## WHAT YOU HAVE TO DO
Counting every line in the entries below where the word "Login" occurs, report how many there are. Give only that number.

## SUPPLIED MATERIAL
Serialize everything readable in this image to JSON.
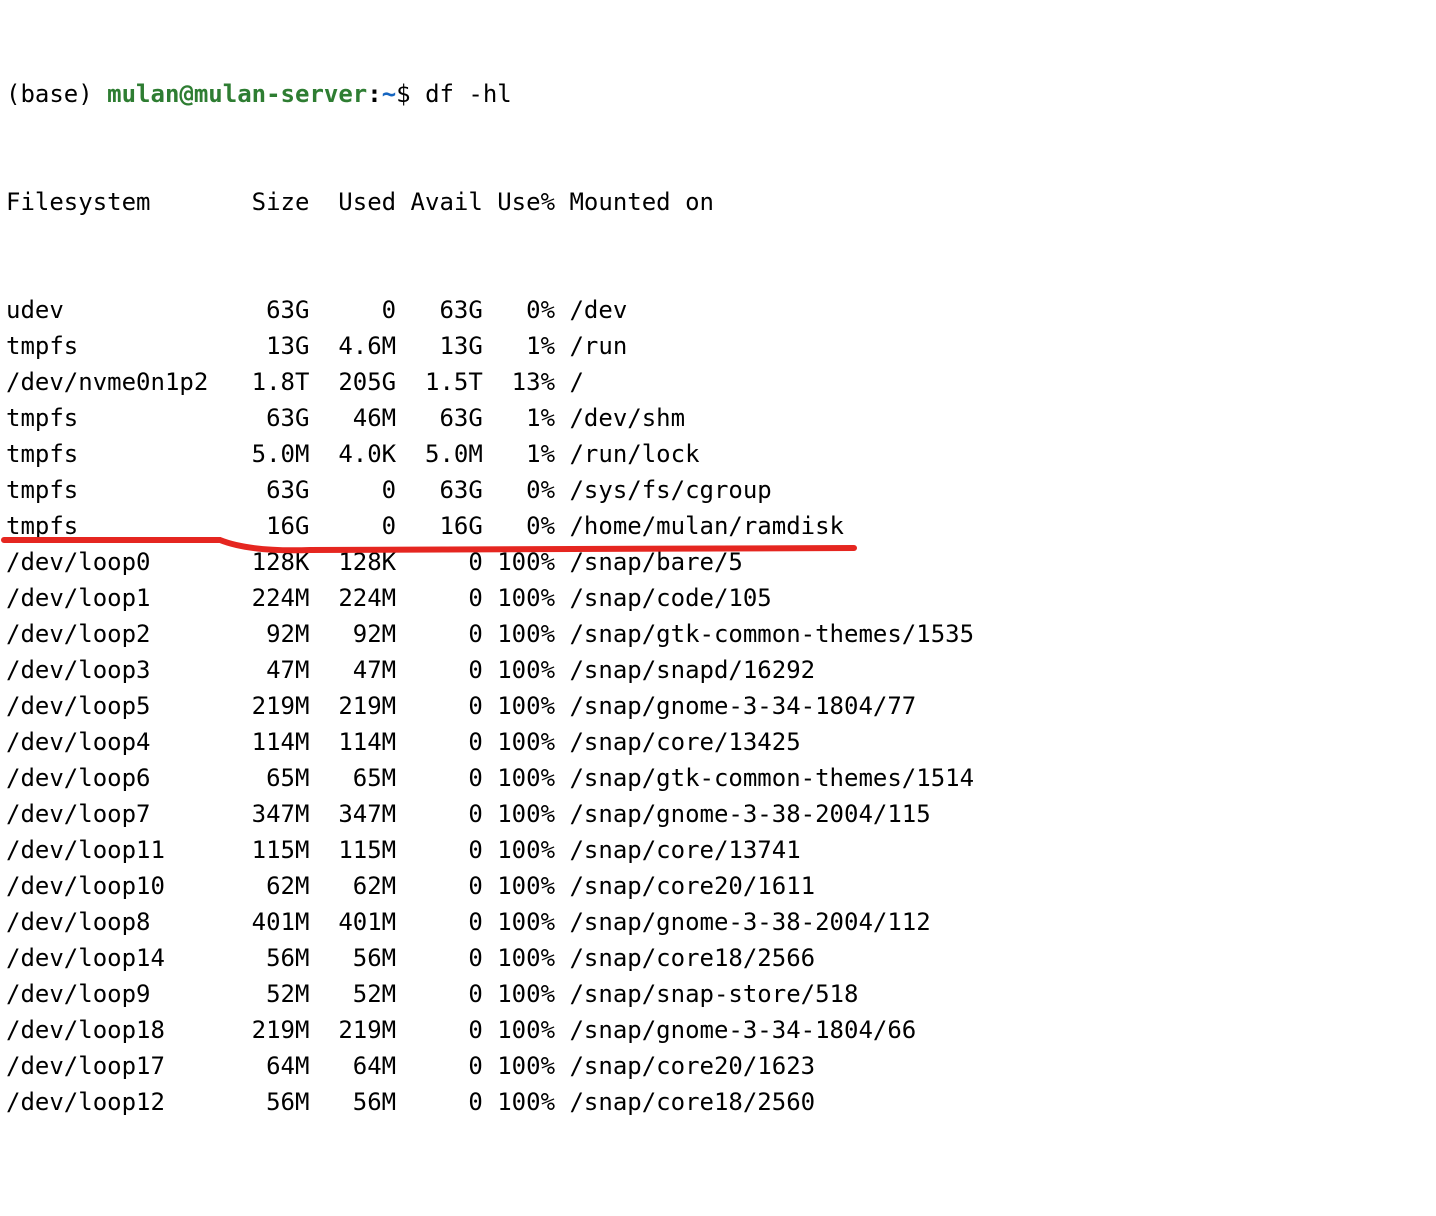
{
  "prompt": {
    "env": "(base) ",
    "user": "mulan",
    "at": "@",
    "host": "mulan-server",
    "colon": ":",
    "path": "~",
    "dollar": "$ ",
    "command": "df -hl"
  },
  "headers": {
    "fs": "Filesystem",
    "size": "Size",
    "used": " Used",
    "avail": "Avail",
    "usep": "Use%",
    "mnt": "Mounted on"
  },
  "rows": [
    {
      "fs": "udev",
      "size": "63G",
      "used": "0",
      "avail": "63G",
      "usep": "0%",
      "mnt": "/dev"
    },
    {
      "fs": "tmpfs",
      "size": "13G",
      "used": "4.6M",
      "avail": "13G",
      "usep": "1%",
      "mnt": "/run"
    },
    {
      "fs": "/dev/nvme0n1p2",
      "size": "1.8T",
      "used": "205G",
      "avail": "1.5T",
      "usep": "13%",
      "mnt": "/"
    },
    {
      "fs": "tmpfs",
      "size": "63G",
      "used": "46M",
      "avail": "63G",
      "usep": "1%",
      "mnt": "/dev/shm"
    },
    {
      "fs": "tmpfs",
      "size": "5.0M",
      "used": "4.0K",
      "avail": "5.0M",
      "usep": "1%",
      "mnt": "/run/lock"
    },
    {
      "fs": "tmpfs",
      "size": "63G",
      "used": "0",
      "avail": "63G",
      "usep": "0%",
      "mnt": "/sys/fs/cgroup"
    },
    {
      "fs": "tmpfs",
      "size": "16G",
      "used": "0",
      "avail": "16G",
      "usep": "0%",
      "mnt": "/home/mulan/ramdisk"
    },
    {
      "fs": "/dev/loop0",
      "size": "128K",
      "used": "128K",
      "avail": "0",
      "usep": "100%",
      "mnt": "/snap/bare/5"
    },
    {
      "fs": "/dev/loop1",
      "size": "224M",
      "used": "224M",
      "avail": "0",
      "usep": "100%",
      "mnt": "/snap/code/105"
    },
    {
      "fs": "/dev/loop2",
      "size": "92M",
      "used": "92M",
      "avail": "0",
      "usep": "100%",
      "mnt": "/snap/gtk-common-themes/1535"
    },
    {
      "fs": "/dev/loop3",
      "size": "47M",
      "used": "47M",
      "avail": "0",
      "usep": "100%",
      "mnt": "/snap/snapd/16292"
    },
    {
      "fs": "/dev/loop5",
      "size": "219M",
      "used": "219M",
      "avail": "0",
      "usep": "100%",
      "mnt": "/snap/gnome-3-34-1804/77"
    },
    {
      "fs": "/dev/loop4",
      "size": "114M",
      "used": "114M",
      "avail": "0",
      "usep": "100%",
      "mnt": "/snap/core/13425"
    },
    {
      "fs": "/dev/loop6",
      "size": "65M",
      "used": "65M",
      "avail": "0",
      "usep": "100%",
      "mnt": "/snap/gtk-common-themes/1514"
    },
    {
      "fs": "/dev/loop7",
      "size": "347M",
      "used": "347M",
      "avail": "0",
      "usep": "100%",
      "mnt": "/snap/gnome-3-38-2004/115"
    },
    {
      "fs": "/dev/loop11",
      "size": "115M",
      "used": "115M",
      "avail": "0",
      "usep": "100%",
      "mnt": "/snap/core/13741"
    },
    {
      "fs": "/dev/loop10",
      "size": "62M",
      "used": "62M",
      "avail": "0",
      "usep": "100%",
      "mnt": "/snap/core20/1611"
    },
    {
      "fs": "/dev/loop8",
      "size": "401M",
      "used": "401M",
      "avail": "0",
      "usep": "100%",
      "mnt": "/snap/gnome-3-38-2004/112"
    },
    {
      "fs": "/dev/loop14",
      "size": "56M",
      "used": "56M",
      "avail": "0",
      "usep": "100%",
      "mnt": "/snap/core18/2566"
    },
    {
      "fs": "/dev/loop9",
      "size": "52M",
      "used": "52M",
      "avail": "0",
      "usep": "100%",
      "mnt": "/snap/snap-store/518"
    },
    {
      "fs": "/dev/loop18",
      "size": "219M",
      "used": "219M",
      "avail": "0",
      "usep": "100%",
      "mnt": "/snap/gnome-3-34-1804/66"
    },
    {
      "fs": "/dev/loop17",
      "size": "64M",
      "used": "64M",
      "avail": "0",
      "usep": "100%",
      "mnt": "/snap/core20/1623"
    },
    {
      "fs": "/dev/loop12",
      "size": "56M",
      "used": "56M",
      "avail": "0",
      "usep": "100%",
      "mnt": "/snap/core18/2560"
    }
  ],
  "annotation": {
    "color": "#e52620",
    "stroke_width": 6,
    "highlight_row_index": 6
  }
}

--

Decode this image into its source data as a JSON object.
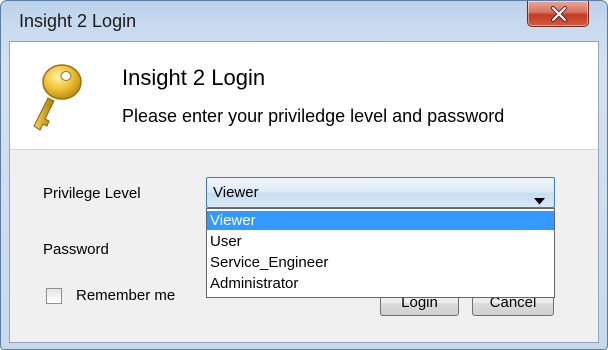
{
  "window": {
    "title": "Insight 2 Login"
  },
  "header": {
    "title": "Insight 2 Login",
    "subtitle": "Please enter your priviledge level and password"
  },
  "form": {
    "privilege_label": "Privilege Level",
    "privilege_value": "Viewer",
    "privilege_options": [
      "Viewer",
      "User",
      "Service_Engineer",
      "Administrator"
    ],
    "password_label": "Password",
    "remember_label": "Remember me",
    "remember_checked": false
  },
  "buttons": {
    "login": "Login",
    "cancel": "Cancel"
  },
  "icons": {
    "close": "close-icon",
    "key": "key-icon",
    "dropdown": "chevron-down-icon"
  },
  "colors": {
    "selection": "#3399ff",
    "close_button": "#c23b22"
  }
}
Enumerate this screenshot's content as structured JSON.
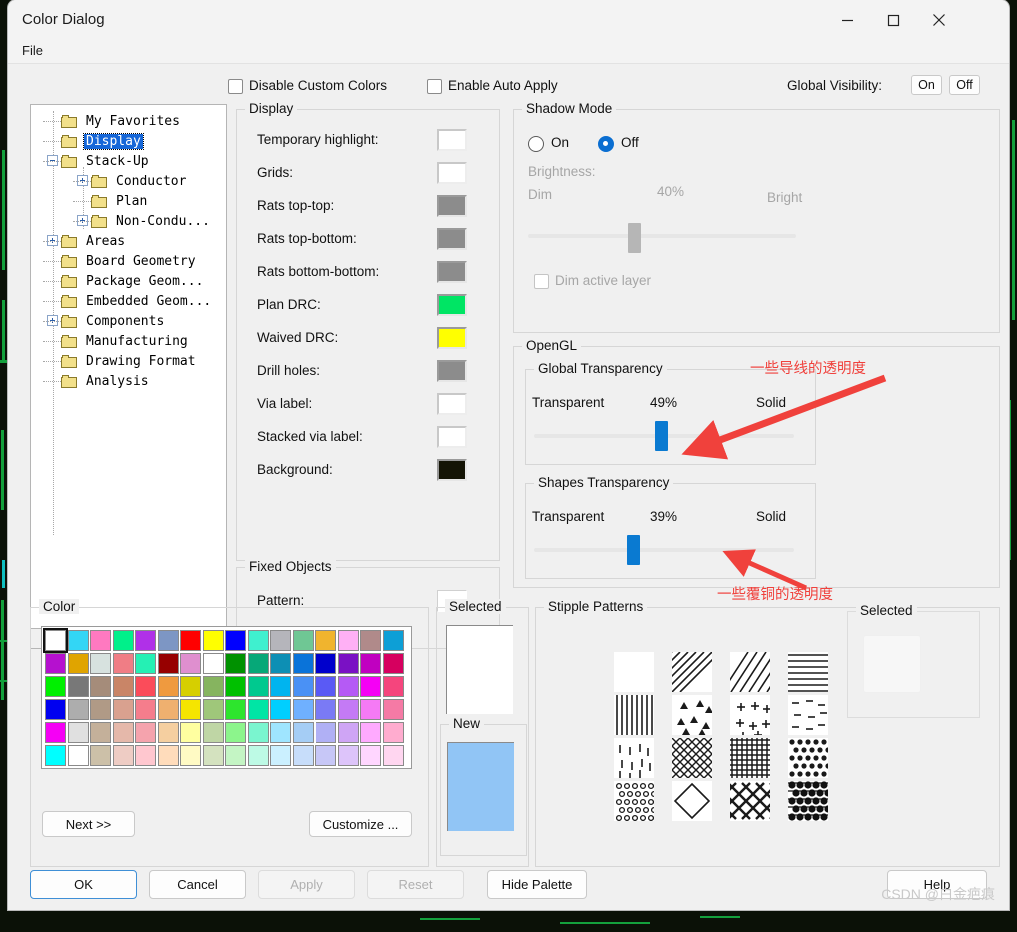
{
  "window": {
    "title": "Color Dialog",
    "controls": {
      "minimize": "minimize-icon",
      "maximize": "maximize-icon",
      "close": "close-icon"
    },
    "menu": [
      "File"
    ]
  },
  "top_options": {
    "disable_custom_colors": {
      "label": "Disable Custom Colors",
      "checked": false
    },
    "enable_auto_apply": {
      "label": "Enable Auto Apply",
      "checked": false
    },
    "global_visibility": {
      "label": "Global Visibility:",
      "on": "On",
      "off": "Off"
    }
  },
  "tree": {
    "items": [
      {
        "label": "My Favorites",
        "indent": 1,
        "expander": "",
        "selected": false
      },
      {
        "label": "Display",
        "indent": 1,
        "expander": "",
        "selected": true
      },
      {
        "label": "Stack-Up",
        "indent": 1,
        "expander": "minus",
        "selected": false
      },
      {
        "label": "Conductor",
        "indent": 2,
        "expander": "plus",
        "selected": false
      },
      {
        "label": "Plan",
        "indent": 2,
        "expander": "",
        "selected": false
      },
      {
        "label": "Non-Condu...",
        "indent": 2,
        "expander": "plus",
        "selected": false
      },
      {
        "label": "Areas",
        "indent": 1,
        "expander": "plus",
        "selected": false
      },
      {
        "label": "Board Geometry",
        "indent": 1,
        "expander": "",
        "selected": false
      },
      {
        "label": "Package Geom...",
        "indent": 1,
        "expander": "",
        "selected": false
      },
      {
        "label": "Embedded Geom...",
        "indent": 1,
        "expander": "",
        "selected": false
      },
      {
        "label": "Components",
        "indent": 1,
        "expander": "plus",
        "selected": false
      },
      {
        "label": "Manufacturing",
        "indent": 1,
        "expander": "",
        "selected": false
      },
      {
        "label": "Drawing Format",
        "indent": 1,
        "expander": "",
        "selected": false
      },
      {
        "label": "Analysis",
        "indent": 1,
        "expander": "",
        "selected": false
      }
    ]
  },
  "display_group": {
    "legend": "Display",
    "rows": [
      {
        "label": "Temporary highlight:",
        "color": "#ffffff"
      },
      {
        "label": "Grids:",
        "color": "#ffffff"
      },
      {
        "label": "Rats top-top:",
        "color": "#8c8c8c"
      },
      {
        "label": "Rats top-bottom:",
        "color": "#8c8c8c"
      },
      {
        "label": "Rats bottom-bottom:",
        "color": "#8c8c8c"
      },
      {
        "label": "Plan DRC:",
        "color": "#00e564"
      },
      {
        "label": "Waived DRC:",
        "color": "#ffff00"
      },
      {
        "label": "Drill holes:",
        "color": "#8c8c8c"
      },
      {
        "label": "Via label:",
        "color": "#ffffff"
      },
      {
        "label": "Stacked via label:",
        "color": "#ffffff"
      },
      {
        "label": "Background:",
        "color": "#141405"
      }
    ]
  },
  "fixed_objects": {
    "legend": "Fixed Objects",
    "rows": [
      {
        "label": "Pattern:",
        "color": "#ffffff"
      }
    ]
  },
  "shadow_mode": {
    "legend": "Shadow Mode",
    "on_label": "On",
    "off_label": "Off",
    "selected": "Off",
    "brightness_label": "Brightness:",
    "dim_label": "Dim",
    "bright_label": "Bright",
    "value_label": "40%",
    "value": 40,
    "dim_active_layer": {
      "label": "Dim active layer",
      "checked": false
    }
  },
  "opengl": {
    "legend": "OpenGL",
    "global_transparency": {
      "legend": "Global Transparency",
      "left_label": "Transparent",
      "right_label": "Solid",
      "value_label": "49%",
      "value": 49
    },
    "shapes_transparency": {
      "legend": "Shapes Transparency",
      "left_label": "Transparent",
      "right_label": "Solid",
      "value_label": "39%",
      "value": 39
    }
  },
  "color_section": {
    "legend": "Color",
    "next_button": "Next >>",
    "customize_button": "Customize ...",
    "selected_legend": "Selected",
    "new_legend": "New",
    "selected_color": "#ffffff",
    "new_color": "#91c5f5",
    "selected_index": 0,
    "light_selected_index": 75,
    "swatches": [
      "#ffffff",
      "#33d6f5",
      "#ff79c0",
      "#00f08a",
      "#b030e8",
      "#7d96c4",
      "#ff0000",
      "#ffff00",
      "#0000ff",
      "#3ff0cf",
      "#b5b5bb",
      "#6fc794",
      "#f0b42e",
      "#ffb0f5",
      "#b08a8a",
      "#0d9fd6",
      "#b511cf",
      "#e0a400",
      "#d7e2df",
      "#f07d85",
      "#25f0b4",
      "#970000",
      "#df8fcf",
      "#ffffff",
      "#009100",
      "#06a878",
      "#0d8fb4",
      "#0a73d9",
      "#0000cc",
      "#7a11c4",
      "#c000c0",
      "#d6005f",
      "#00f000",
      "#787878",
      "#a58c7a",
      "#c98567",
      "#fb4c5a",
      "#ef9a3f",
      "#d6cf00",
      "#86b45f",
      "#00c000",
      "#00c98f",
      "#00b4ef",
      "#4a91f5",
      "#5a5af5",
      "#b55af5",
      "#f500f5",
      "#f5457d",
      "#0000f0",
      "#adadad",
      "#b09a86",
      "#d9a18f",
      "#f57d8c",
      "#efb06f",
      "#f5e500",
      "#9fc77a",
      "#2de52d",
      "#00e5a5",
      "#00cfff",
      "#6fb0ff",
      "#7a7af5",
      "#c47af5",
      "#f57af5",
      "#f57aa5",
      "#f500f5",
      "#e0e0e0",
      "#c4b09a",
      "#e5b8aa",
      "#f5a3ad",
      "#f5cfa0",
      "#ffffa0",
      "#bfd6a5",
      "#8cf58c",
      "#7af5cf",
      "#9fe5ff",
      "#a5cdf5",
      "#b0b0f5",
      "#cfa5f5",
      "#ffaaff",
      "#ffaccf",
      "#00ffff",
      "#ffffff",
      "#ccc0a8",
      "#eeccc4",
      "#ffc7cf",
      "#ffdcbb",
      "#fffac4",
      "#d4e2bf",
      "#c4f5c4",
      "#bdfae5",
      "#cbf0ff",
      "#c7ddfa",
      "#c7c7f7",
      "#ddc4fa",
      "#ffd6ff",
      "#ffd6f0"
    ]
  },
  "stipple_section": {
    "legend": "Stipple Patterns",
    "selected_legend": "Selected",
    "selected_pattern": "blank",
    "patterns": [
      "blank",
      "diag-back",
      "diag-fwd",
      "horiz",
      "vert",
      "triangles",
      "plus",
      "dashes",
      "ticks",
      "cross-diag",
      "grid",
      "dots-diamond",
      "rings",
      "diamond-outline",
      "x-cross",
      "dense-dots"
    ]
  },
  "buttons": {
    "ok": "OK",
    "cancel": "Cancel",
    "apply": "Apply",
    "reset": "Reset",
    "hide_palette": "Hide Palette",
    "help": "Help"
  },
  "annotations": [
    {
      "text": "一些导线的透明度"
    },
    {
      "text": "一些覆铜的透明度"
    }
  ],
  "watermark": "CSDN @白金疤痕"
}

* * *

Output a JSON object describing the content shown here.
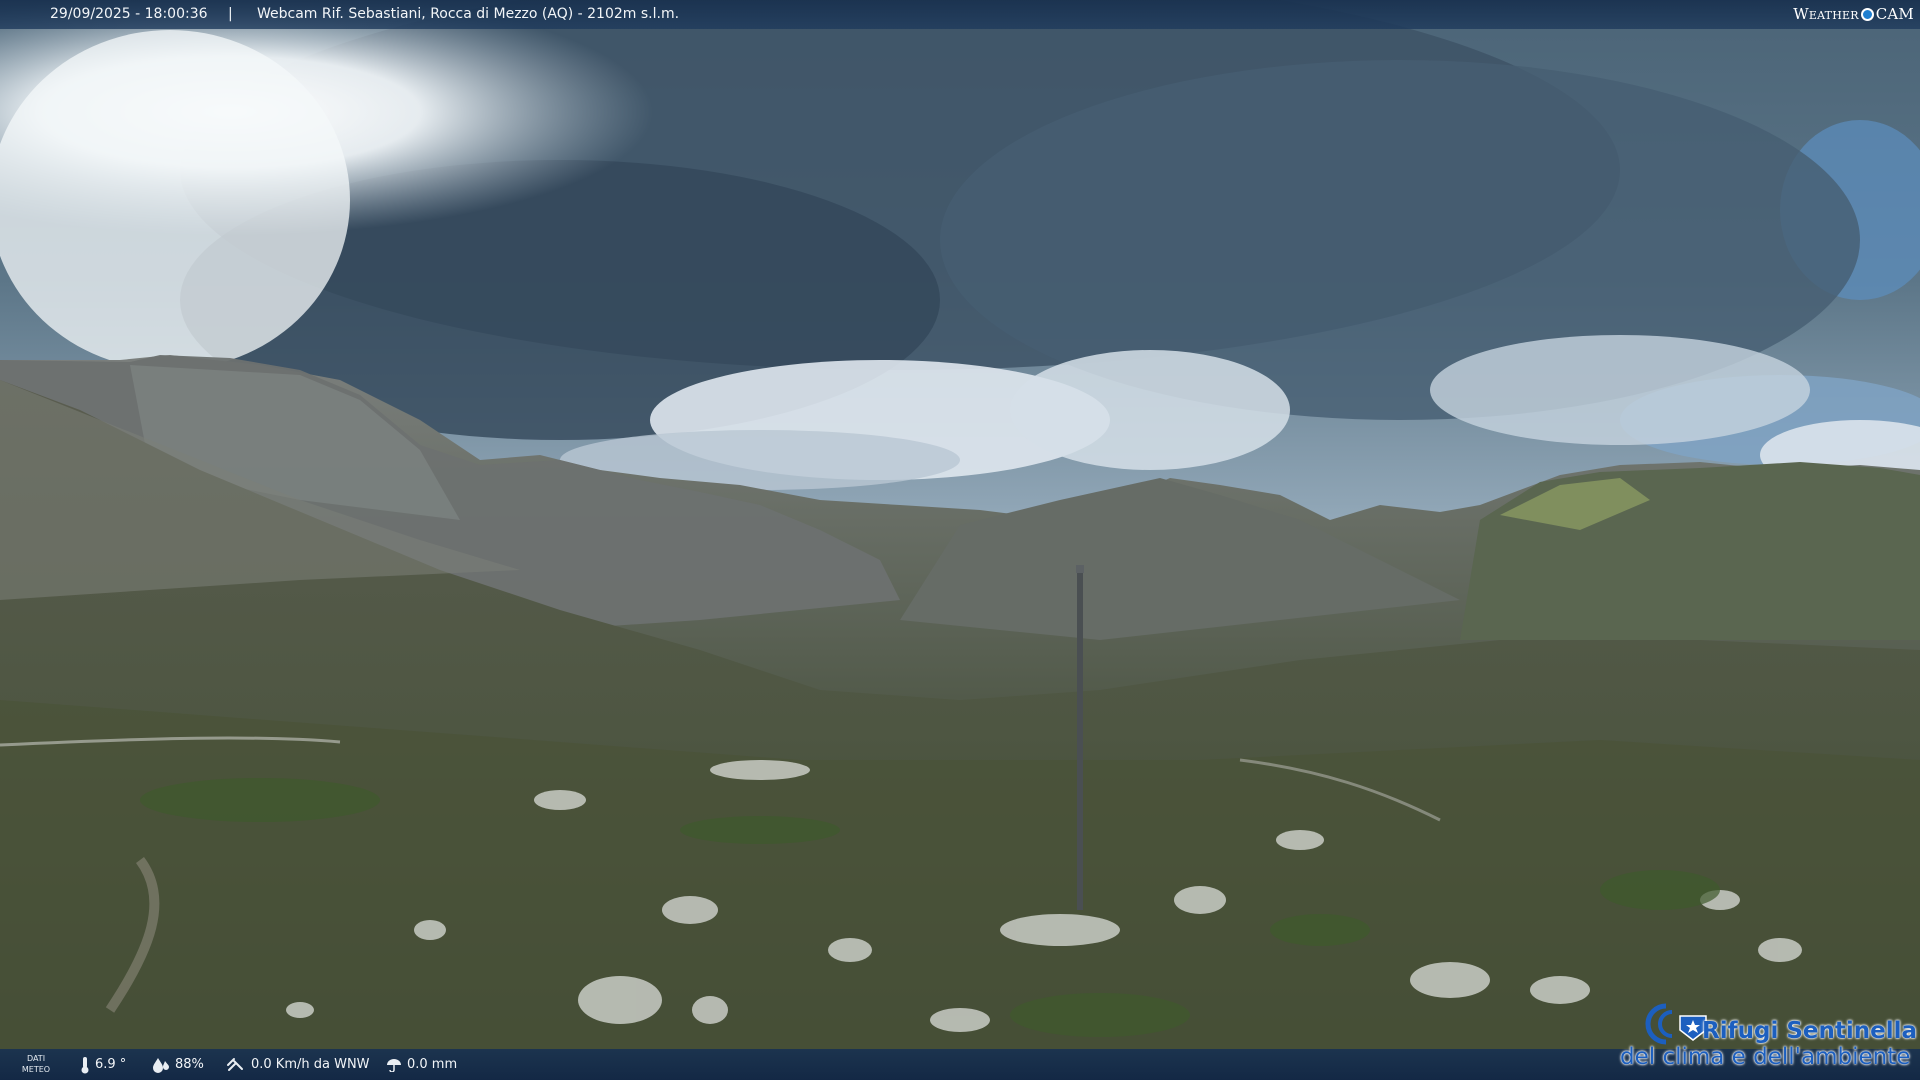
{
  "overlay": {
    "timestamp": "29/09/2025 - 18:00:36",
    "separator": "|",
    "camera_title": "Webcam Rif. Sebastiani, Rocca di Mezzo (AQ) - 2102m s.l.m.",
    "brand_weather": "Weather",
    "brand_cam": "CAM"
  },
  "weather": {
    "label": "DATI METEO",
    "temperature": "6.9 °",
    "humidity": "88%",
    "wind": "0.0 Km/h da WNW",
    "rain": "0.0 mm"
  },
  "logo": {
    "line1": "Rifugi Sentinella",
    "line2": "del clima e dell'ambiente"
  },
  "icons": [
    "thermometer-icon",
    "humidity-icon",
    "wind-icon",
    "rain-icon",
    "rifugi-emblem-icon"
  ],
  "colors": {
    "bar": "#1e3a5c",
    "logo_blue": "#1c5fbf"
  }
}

## WRITTEN SOLUTION
3